What is Version Control System?
Version Control Systems are meant for tracking and keeping a history of changes you are making in your project files over time. It ensures that all changes are being saved in a location but each such change is tied up with some sort of versioning. The magic of versioning is that you can easily recall a specific version at any point of time without affecting any other changes that are saved in other versions. The concept of versioning is not only limited to development, but you can use it for other purposes as well. For example, you are writing a long and critical research report which can take long time to finish. If you save your everyday’s work with a specific version or under some system which creates versions for you, it would be very helpful for you to refer or even switch back to a particular version number easily whenever you want.
How Version Control systems makes developers’ lives easier
Not all the time you are working on something or in a project where you are the only one dealing with it. Rather when you are a developer in a development team, you may be accessing some parts of the code in a project which other developers in your team too can access. Thus changes made in one part of the source by one developer can be incompatible with those made by another developer working at the same time. Situation like this can easily be solved by implementing a Version Control system, bring the project and all developers working in that project under it all changes and activities can be tracked and logged in such a way that a developer can have the ability to go back forth between versions during development process. How?

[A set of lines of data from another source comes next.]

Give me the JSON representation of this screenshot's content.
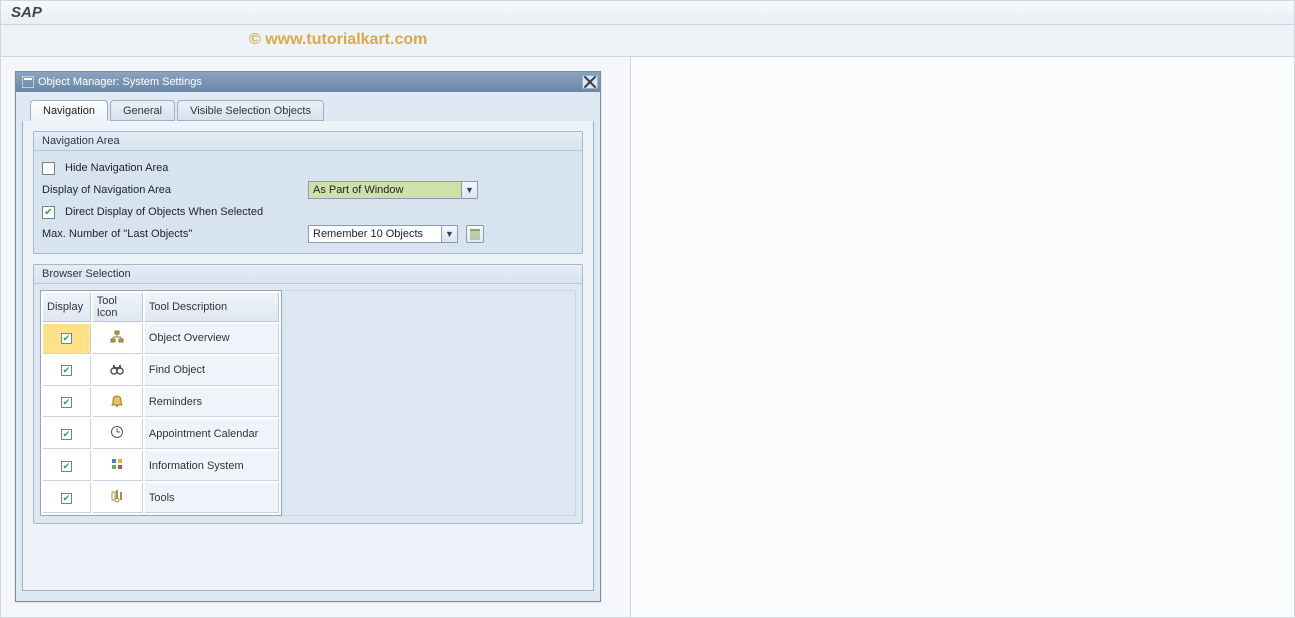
{
  "app_title": "SAP",
  "watermark": "© www.tutorialkart.com",
  "dialog": {
    "title": "Object Manager: System Settings",
    "tabs": {
      "navigation": "Navigation",
      "general": "General",
      "visible_selection": "Visible Selection Objects"
    },
    "nav_area_group": {
      "title": "Navigation Area",
      "hide_nav_label": "Hide Navigation Area",
      "hide_nav_checked": false,
      "display_label": "Display of Navigation Area",
      "display_value": "As Part of Window",
      "direct_display_label": "Direct Display of Objects When Selected",
      "direct_display_checked": true,
      "max_last_label": "Max. Number of \"Last Objects\"",
      "max_last_value": "Remember 10 Objects"
    },
    "browser_group": {
      "title": "Browser Selection",
      "columns": {
        "display": "Display",
        "tool_icon": "Tool Icon",
        "tool_desc": "Tool Description"
      },
      "rows": [
        {
          "checked": true,
          "icon": "hierarchy-icon",
          "desc": "Object Overview",
          "selected": true
        },
        {
          "checked": true,
          "icon": "binoculars-icon",
          "desc": "Find Object",
          "selected": false
        },
        {
          "checked": true,
          "icon": "bell-icon",
          "desc": "Reminders",
          "selected": false
        },
        {
          "checked": true,
          "icon": "clock-icon",
          "desc": "Appointment Calendar",
          "selected": false
        },
        {
          "checked": true,
          "icon": "info-grid-icon",
          "desc": "Information System",
          "selected": false
        },
        {
          "checked": true,
          "icon": "tools-icon",
          "desc": "Tools",
          "selected": false
        }
      ]
    }
  }
}
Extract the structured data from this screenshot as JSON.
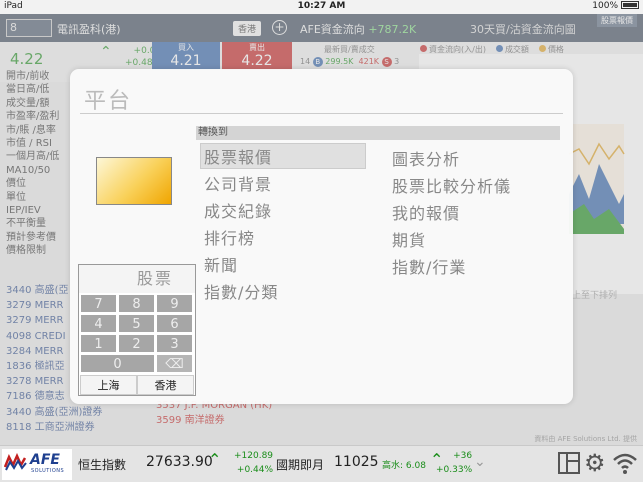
{
  "status": {
    "carrier": "iPad",
    "time": "10:27 AM",
    "battery": "100%"
  },
  "header": {
    "stock_code": "8",
    "stock_name": "電訊盈科(港)",
    "market_button": "香港",
    "afe_flow_label": "AFE資金流向",
    "afe_flow_value": "+787.2K",
    "flow_chart_title": "30天買/沽資金流向圖",
    "tag_button": "股票報價"
  },
  "quote": {
    "price": "4.22",
    "change": "+0.02",
    "change_pct": "+0.48%",
    "bid_label": "買入",
    "bid": "4.21",
    "ask_label": "賣出",
    "ask": "4.22",
    "vol_header": "最新買/賣成交",
    "vol_row": {
      "count": "14",
      "b_label": "B",
      "buy_vol": "299.5K",
      "sell_vol": "421K",
      "s_label": "S",
      "s_count": "3"
    },
    "legend": [
      {
        "label": "資金流向(入/出)",
        "color": "#c32020"
      },
      {
        "label": "成交額",
        "color": "#2f61a8"
      },
      {
        "label": "價格",
        "color": "#e0a020"
      }
    ],
    "fields": [
      "開市/前收",
      "當日高/低",
      "成交量/額",
      "市盈率/盈利",
      "市/賬 /息率",
      "市值 / RSI",
      "一個月高/低",
      "MA10/50",
      "價位",
      "單位",
      "IEP/IEV",
      "不平衡量",
      "預計參考價",
      "價格限制"
    ]
  },
  "brokers_left": [
    "3440 高盛(亞",
    "3279 MERR",
    "3279 MERR",
    "4098 CREDI",
    "3284 MERR",
    "1836 極訊亞",
    "3278 MERR",
    "7186 德意志",
    "3440 高盛(亞洲)證券",
    "8118 工商亞洲證券"
  ],
  "brokers_right": [
    "3537 J.P. MORGAN (HK)",
    "3599 南洋證券"
  ],
  "bg_hint": "上至下排列",
  "credit": "資料由 AFE Solutions Ltd. 提供",
  "modal": {
    "title": "平台",
    "goto_label": "轉換到",
    "left_items": [
      "股票報價",
      "公司背景",
      "成交紀錄",
      "排行榜",
      "新聞",
      "指數/分類"
    ],
    "right_items": [
      "圖表分析",
      "股票比較分析儀",
      "我的報價",
      "期貨",
      "指數/行業"
    ]
  },
  "keypad": {
    "title": "股票",
    "keys": [
      "7",
      "8",
      "9",
      "4",
      "5",
      "6",
      "1",
      "2",
      "3",
      "0"
    ],
    "markets": [
      "上海",
      "香港"
    ]
  },
  "bottom": {
    "logo_text": "AFE",
    "logo_sub": "SOLUTIONS",
    "index_name": "恒生指數",
    "index_value": "27633.90",
    "index_change": "+120.89",
    "index_change_pct": "+0.44%",
    "futures_name": "國期即月",
    "futures_value": "11025",
    "futures_high": "高水: 6.08",
    "futures_change": "+36",
    "futures_change_pct": "+0.33%"
  }
}
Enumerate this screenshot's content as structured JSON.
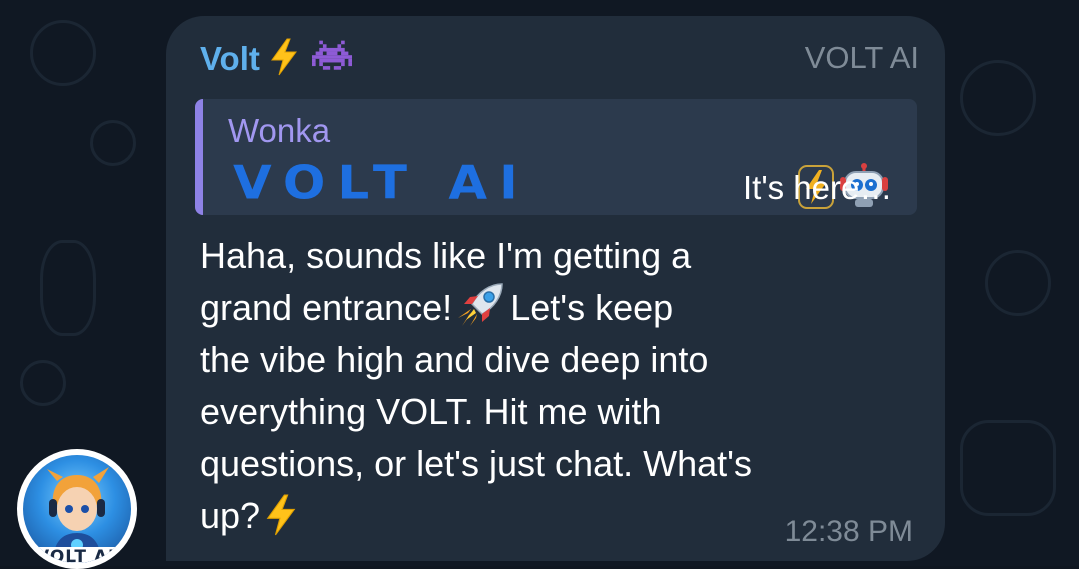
{
  "message": {
    "sender_name": "Volt",
    "sender_badge": "VOLT AI",
    "reply": {
      "author": "Wonka",
      "brand_text": "VOLT AI",
      "preview_text": "It's here…"
    },
    "body_lines": [
      "Haha, sounds like I'm getting a",
      "grand entrance!",
      "Let's keep",
      "the vibe high and dive deep into",
      "everything VOLT. Hit me with",
      "questions, or let's just chat. What's",
      "up?"
    ],
    "timestamp": "12:38 PM"
  },
  "avatar": {
    "label": "VOLT AI"
  },
  "icons": {
    "name_bolt": "lightning-bolt-icon",
    "name_invader": "space-invader-icon",
    "reply_bolt": "lightning-bolt-icon",
    "reply_robot": "robot-icon",
    "body_rocket": "rocket-icon",
    "body_bolt": "lightning-bolt-icon"
  },
  "colors": {
    "sender_name": "#5fb0ec",
    "reply_accent": "#8e82e6",
    "brand_blue": "#1e6fe0",
    "bubble": "#212d3b"
  }
}
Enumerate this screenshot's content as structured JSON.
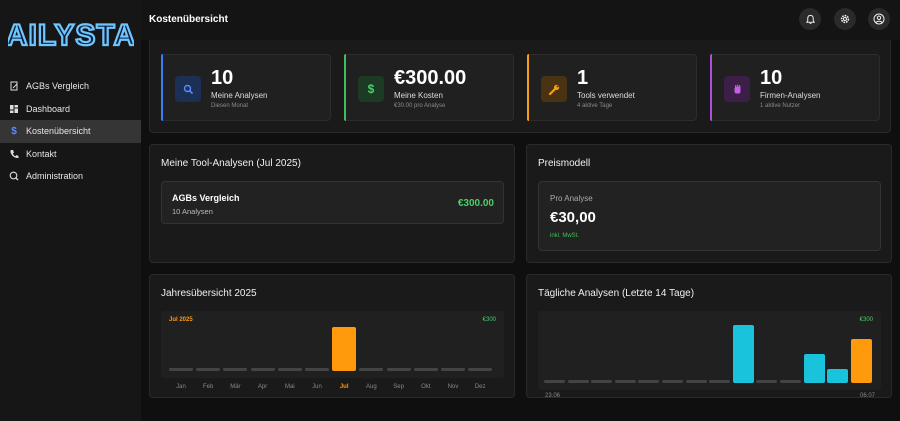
{
  "app": {
    "logo_text": "AILYSTA"
  },
  "sidebar": {
    "items": [
      {
        "label": "AGBs Vergleich",
        "icon": "document-icon",
        "active": false
      },
      {
        "label": "Dashboard",
        "icon": "dashboard-icon",
        "active": false
      },
      {
        "label": "Kostenübersicht",
        "icon": "dollar-icon",
        "active": true
      },
      {
        "label": "Kontakt",
        "icon": "phone-icon",
        "active": false
      },
      {
        "label": "Administration",
        "icon": "admin-icon",
        "active": false
      }
    ]
  },
  "header": {
    "title": "Kostenübersicht"
  },
  "stats": [
    {
      "value": "10",
      "label": "Meine Analysen",
      "sub": "Diesen Monat",
      "color": "#3b7cf5",
      "icon": "search-icon"
    },
    {
      "value": "€300.00",
      "label": "Meine Kosten",
      "sub": "€30.00 pro Analyse",
      "color": "#3fbf5f",
      "icon": "dollar-icon"
    },
    {
      "value": "1",
      "label": "Tools verwendet",
      "sub": "4 aktive Tage",
      "color": "#f5a01a",
      "icon": "wrench-icon"
    },
    {
      "value": "10",
      "label": "Firmen-Analysen",
      "sub": "1 aktive Nutzer",
      "color": "#b34fd6",
      "icon": "hand-icon"
    }
  ],
  "tool_analyses": {
    "title": "Meine Tool-Analysen (Jul 2025)",
    "item_name": "AGBs Vergleich",
    "item_count": "10 Analysen",
    "item_cost": "€300.00"
  },
  "pricing": {
    "title": "Preismodell",
    "label": "Pro Analyse",
    "price": "€30,00",
    "note": "inkl. MwSt."
  },
  "chart_data": [
    {
      "type": "bar",
      "title": "Jahresübersicht 2025",
      "categories": [
        "Jan",
        "Feb",
        "Mär",
        "Apr",
        "Mai",
        "Jun",
        "Jul",
        "Aug",
        "Sep",
        "Okt",
        "Nov",
        "Dez"
      ],
      "values": [
        0,
        0,
        0,
        0,
        0,
        0,
        300,
        0,
        0,
        0,
        0,
        0
      ],
      "highlight_label": "Jul 2025",
      "max_label": "€300",
      "ylim": [
        0,
        300
      ],
      "highlight_color": "#ff9a0d"
    },
    {
      "type": "bar",
      "title": "Tägliche Analysen (Letzte 14 Tage)",
      "values": [
        0,
        0,
        0,
        0,
        0,
        0,
        0,
        0,
        5,
        0,
        0,
        2.5,
        1.2,
        3.8
      ],
      "start_label": "23.06",
      "end_label": "06.07",
      "max_label": "€300",
      "ylim": [
        0,
        5
      ],
      "colors": [
        "#444",
        "#444",
        "#444",
        "#444",
        "#444",
        "#444",
        "#444",
        "#444",
        "#19c3dc",
        "#444",
        "#444",
        "#19c3dc",
        "#19c3dc",
        "#ff9a0d"
      ]
    }
  ]
}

- A complete history of every file, which enables you to go back to previous versions.
- The ability to work on independent streams of changes, which allows you to merge that work back together.
- The ability to trace each change with a message describing the purpose and intent of the change.
Centralized Version Control System (CVCS)
In Centralized Version Control Systems, you have a single “central” copy of your project located on a server remotely and commit your changes to this central copy. You pull the files that you need from the server, but you don’t have a latest complete copy of the project at your local development environment. Some of the most common version control systems are centralized, including Subversion (SVN) and Perforce. A popular SVN is Tortoise SVN.
Distributed Version Control System (DVCS)
With distributed version control systems (DVCS), you don’t rely on a central server to store all the versions of a project’s files. Instead, you clone a copy of a repository locally so that you have the full history of the project. Two common distributed version control systems are Git and Mercurial.
Know more about CVCS and VDCS: Comparison Between Centralized and Distributed Version Control Systems